Election takes Israel's finger off trigger for war with Iran

The surprising results of Israel's election sent a message to Netanyahu not to be so trigger-happy in his threats toward Iran's nuclear program. The rise of centrist parties also sends a moderating message to the Middle East.

AP Photo
Yair Lapid, leader of Yesh Atid, gestures in Tel Aviv, Israel, after a surprise showing of his party in the Jan. 22 parliamentary elections.

The world can breathe a sigh of relief following Israel’s parliamentary elections on Tuesday. Voters there sent a clear message to Prime Minister Benjamin Netanyahu to take his finger off the trigger in his threat to attack Iran.

The center and pro-peace political parties gained a surprising number of seats against Mr. Netanyahu’s rightist coalition partners, although it may take weeks of negotiations before their clout is seen in a new government. But the point is made to the prime minister: Follow President Obama’s advice and don’t preemptively attack Iran’s nuclear facilities for now. Give economic santions and diplomacy a chance.

The election had a second message for those outside Israel, mainly for Arabs and Iranians.

Israel has long been a model of multiparty pluralism for suppressed Middle East masses. But this election, coming after the initial success of the Arab Spring in 2011, reinforced the merits and meaning of democracy. Israeli voters made clear that their leaders must be more transparent, fair, and accountable to domestic needs and less politically self-serving – a similar refrain held from Tunis to Tehran.

Case in point: Nearly half of the Knesset’s 120 seats will be filled by new faces.
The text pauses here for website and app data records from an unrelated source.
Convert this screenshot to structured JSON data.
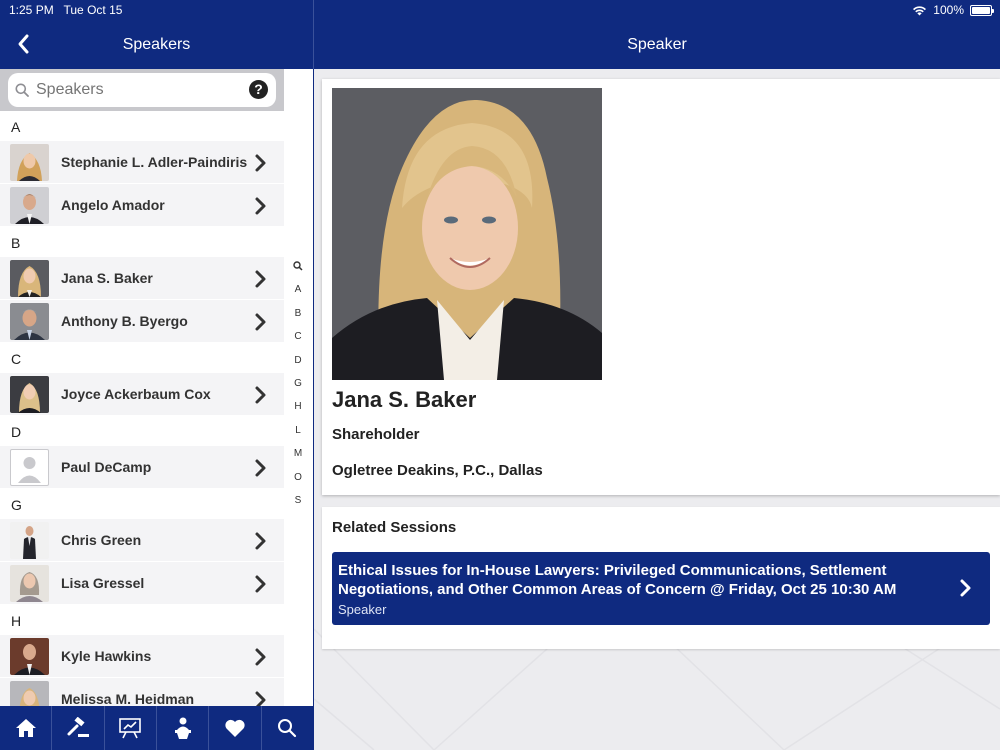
{
  "status": {
    "time": "1:25 PM",
    "date": "Tue Oct 15",
    "battery": "100%",
    "battery_level": 1.0,
    "wifi_icon": "wifi-icon"
  },
  "left_nav": {
    "title": "Speakers",
    "back_icon": "chevron-left-icon"
  },
  "right_nav": {
    "title": "Speaker"
  },
  "search": {
    "placeholder": "Speakers",
    "help_label": "?"
  },
  "sections": [
    {
      "letter": "A",
      "speakers": [
        {
          "name": "Stephanie L. Adler-Paindiris",
          "avatar": "photo"
        },
        {
          "name": "Angelo Amador",
          "avatar": "photo"
        }
      ]
    },
    {
      "letter": "B",
      "speakers": [
        {
          "name": "Jana S. Baker",
          "avatar": "photo"
        },
        {
          "name": "Anthony B. Byergo",
          "avatar": "photo"
        }
      ]
    },
    {
      "letter": "C",
      "speakers": [
        {
          "name": "Joyce Ackerbaum Cox",
          "avatar": "photo"
        }
      ]
    },
    {
      "letter": "D",
      "speakers": [
        {
          "name": "Paul DeCamp",
          "avatar": "placeholder"
        }
      ]
    },
    {
      "letter": "G",
      "speakers": [
        {
          "name": "Chris Green",
          "avatar": "photo"
        },
        {
          "name": "Lisa Gressel",
          "avatar": "photo"
        }
      ]
    },
    {
      "letter": "H",
      "speakers": [
        {
          "name": "Kyle Hawkins",
          "avatar": "photo"
        },
        {
          "name": "Melissa M. Heidman",
          "avatar": "photo"
        }
      ]
    }
  ],
  "alpha_index": [
    "A",
    "B",
    "C",
    "D",
    "G",
    "H",
    "L",
    "M",
    "O",
    "S"
  ],
  "tabs": [
    {
      "name": "home",
      "icon": "home-icon"
    },
    {
      "name": "gavel",
      "icon": "gavel-icon"
    },
    {
      "name": "presentation",
      "icon": "presentation-icon"
    },
    {
      "name": "speaker",
      "icon": "speaker-podium-icon"
    },
    {
      "name": "favorites",
      "icon": "heart-icon"
    },
    {
      "name": "search",
      "icon": "search-icon"
    }
  ],
  "speaker": {
    "name": "Jana S. Baker",
    "title": "Shareholder",
    "organization": "Ogletree Deakins, P.C., Dallas"
  },
  "related_sessions": {
    "heading": "Related Sessions",
    "items": [
      {
        "title": "Ethical Issues for In-House Lawyers: Privileged Communications, Settlement Negotiations, and Other Common Areas of Concern @ Friday, Oct 25 10:30 AM",
        "role": "Speaker"
      }
    ]
  },
  "colors": {
    "brand_navy": "#0f2a80",
    "row_bg": "#f4f4f6",
    "panel_bg": "#ececef"
  }
}
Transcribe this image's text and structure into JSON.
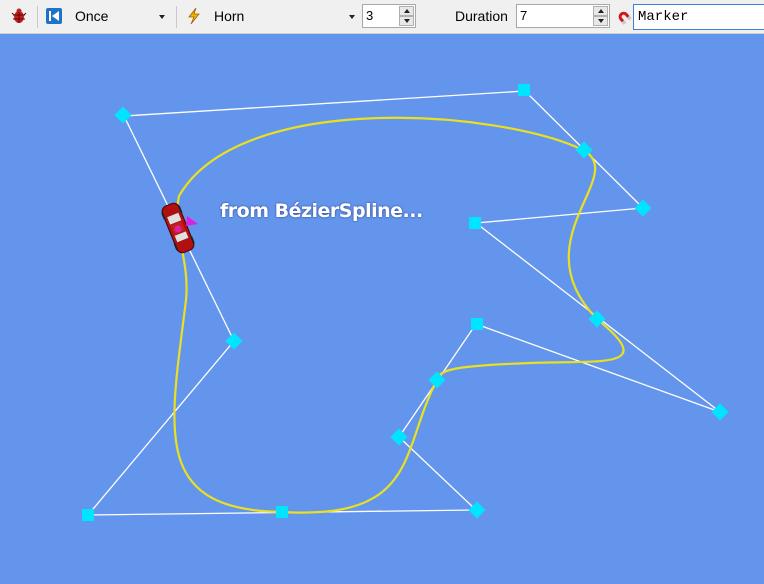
{
  "toolbar": {
    "loop_mode": "Once",
    "sound": "Horn",
    "count_value": "3",
    "duration_label": "Duration",
    "duration_value": "7",
    "marker_value": "Marker"
  },
  "icons": {
    "bug": "bug-icon",
    "loop": "loop-icon",
    "lightning": "lightning-icon",
    "magnet": "magnet-icon",
    "car": "car-icon"
  },
  "canvas": {
    "background": "#6495ed",
    "overlay_text": "from BézierSpline...",
    "curve_color": "#e8e020",
    "control_line_color": "#ffffff",
    "point_color": "#00e5ff",
    "car_color": "#b01010"
  }
}
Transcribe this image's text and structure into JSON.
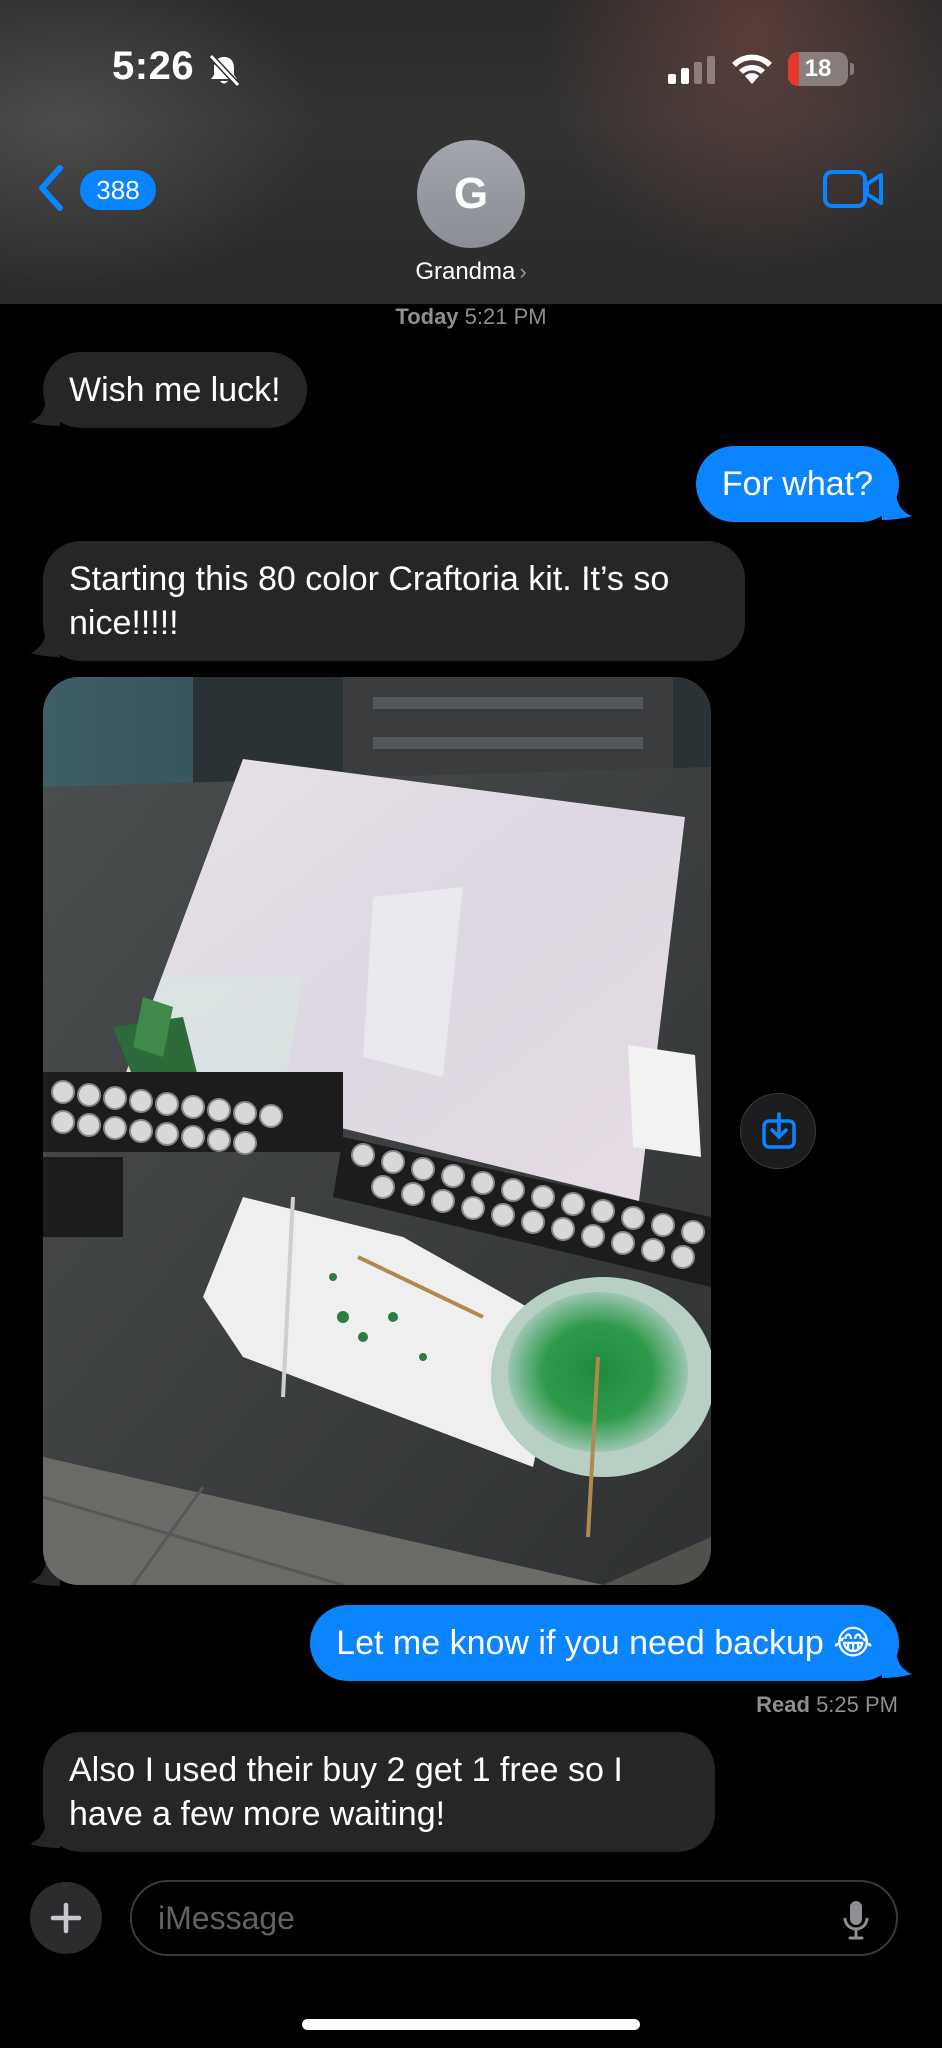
{
  "status_bar": {
    "time": "5:26",
    "battery_level": "18",
    "battery_fraction": 0.18,
    "icons": [
      "bell-slash-icon",
      "cellular-signal-icon",
      "wifi-icon",
      "battery-icon"
    ]
  },
  "header": {
    "back_count": "388",
    "avatar_initial": "G",
    "contact_name": "Grandma",
    "contact_chevron": "›",
    "video_icon": "video-camera-icon"
  },
  "conversation": {
    "timestamp_day": "Today",
    "timestamp_time": "5:21 PM",
    "messages": [
      {
        "direction": "incoming",
        "text": "Wish me luck!"
      },
      {
        "direction": "outgoing",
        "text": "For what?"
      },
      {
        "direction": "incoming",
        "text": "Starting this 80 color Craftoria kit. It’s so nice!!!!!"
      },
      {
        "direction": "incoming",
        "type": "photo"
      },
      {
        "direction": "outgoing",
        "text": "Let me know if you need backup 😂"
      },
      {
        "direction": "incoming",
        "text": "Also I used their buy 2 get 1 free so I have a few more waiting!"
      }
    ],
    "read_label": "Read",
    "read_time": "5:25 PM",
    "save_icon": "save-to-photos-icon"
  },
  "composer": {
    "placeholder": "iMessage",
    "plus_icon": "plus-icon",
    "mic_icon": "microphone-icon"
  },
  "colors": {
    "outgoing_bubble": "#0a84ff",
    "incoming_bubble": "#262629",
    "accent": "#0a84ff",
    "battery_low": "#e5392f"
  }
}
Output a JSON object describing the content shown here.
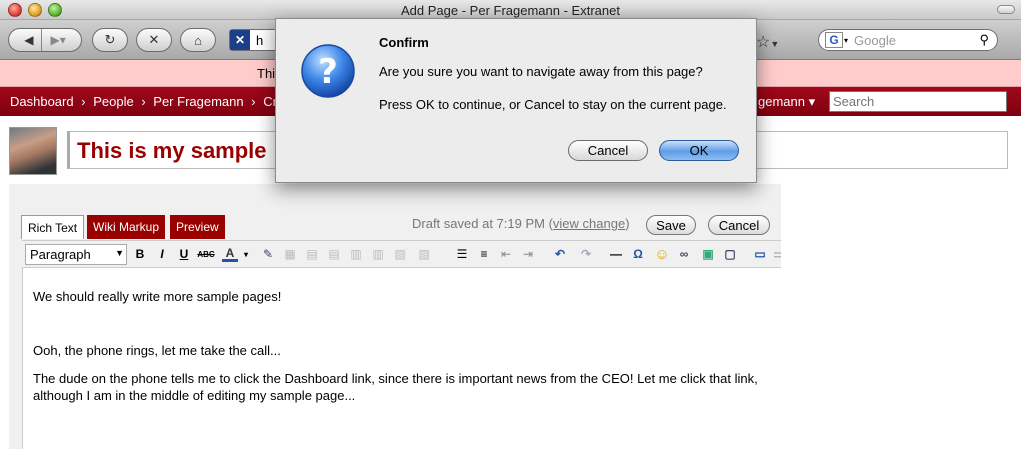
{
  "window": {
    "title": "Add Page - Per Fragemann - Extranet"
  },
  "browser": {
    "url_fragment": "h",
    "search_placeholder": "Google"
  },
  "banner": {
    "text": "This"
  },
  "nav": {
    "crumbs": [
      "Dashboard",
      "›",
      "People",
      "›",
      "Per Fragemann",
      "›",
      "Cr"
    ],
    "user_label": "gemann ▾",
    "search_placeholder": "Search"
  },
  "page": {
    "title_value": "This is my sample"
  },
  "editor": {
    "tabs": [
      "Rich Text",
      "Wiki Markup",
      "Preview"
    ],
    "draft_text": "Draft saved at 7:19 PM (",
    "draft_link": "view change",
    "draft_close": ")",
    "save_label": "Save",
    "cancel_label": "Cancel",
    "format_value": "Paragraph",
    "content": [
      "We should really write more sample pages!",
      "Ooh, the phone rings, let me take the call...",
      "The dude on the phone tells me to click the Dashboard link, since there is important news from the CEO! Let me click that link, although I am in the middle of editing my sample page..."
    ]
  },
  "dialog": {
    "title": "Confirm",
    "message": "Are you sure you want to navigate away from this page?",
    "detail": "Press OK to continue, or Cancel to stay on the current page.",
    "cancel_label": "Cancel",
    "ok_label": "OK"
  },
  "colors": {
    "nav": "#990000",
    "banner": "#ffcccc",
    "title": "#990000",
    "ok_button": "#5f9de6"
  }
}
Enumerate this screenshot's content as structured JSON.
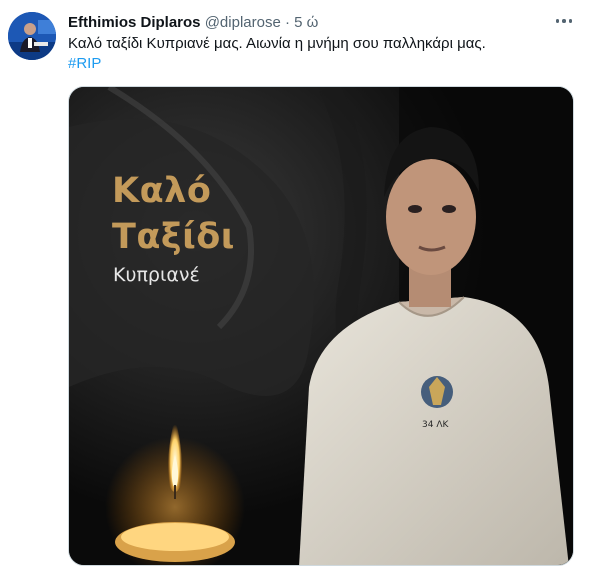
{
  "tweet": {
    "author_name": "Efthimios Diplaros",
    "handle": "@diplarose",
    "separator": "·",
    "time": "5 ώ",
    "text": "Καλό ταξίδι Κυπριανέ μας. Αιωνία η μνήμη σου παλληκάρι μας.",
    "hashtag": "#RIP"
  },
  "media": {
    "title_line1": "Καλό",
    "title_line2": "Ταξίδι",
    "subtitle": "Κυπριανέ",
    "shirt_badge": "34 ΛΚ"
  },
  "colors": {
    "name": "#0f1419",
    "secondary": "#536471",
    "link": "#1d9bf0",
    "title_gold": "#c39a5a"
  },
  "icons": {
    "more": "more-horizontal-icon"
  }
}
And the startling rise of a new party, Yesh Atid (There Is a Future), points to strong sentiments for moderation and inclusiveness in a very divided Israeli society.

The election is less clear about what Israel might do – or rather should do – to help create a nonmilitant, prosperous Palestinian state. While the rise of centrist parties may lead to less building in Jewish settlements on the West Bank, Israeli voters also didn’t endorse any big moves in the peace process or toward a two-state solution.

Palestinian leaders are too divided to offer a credible negotiating partner. Hamas and the Palestinian Authority have yet to patch up their differences over Israel’s right to exist. And Palestinian Authority President Mahmoud Abbas’s future is in doubt.

Still, the election results may help calm a Middle East in upheaval. Syria’s violent revolution could convulse the region if it results in chaos. Iran faces new elections, which could ignite another “green” revolt by disillusioned youth. Egypt’s new democracy needs regional stability to cope with severe economic challenges and questions over Islamic governance.

A more centered Israel, one that can now work more closely with the Obama administration, could be a force for resolving some of the region’s problems. Most of all, the lessening of the possibility of an Israel-Iran war is just what the Middle East needs. Israelis, more so than the outgoing Israeli government, may now be a more suitable partner for peace with the United States.

You've read  of  free articles. Subscribe to continue.

Dear Reader,

About a year ago, I happened upon this statement about the Monitor in the Harvard Business Review – under the charming heading of “do things that don’t interest you”:

“Many things that end up” being meaningful, writes social scientist Joseph Grenny, “have come from conference workshops, articles, or online videos that began as a chore and ended with an insight. My work in Kenya, for example, was heavily influenced by a Christian Science Monitor article I had forced myself to read 10 years earlier. Sometimes, we call things ‘boring’ simply because they lie outside the box we are currently in.”

If you were to come up with a punchline to a joke about the Monitor, that would probably be it. We’re seen as being global, fair, insightful, and perhaps a bit too earnest. We’re the bran muffin of journalism.

But you know what? We change lives. And I’m going to argue that we change lives precisely because we force open that too-small box that most human beings think they live in.

The Monitor is a peculiar little publication that’s hard for the world to figure out. We’re run by a church, but we’re not only for church members and we’re not about converting people. We’re known as being fair even as the world becomes as polarized as at any time since the newspaper’s founding in 1908.

We have a mission beyond circulation, we want to bridge divides. We’re about kicking down the door of thought everywhere and saying, “You are bigger and more capable than you realize. And we can prove it.”

If you’re looking for bran muffin journalism, you can subscribe to the Monitor for $15. You’ll get the Monitor Weekly magazine, the Monitor Daily email, and unlimited access to CSMonitor.com.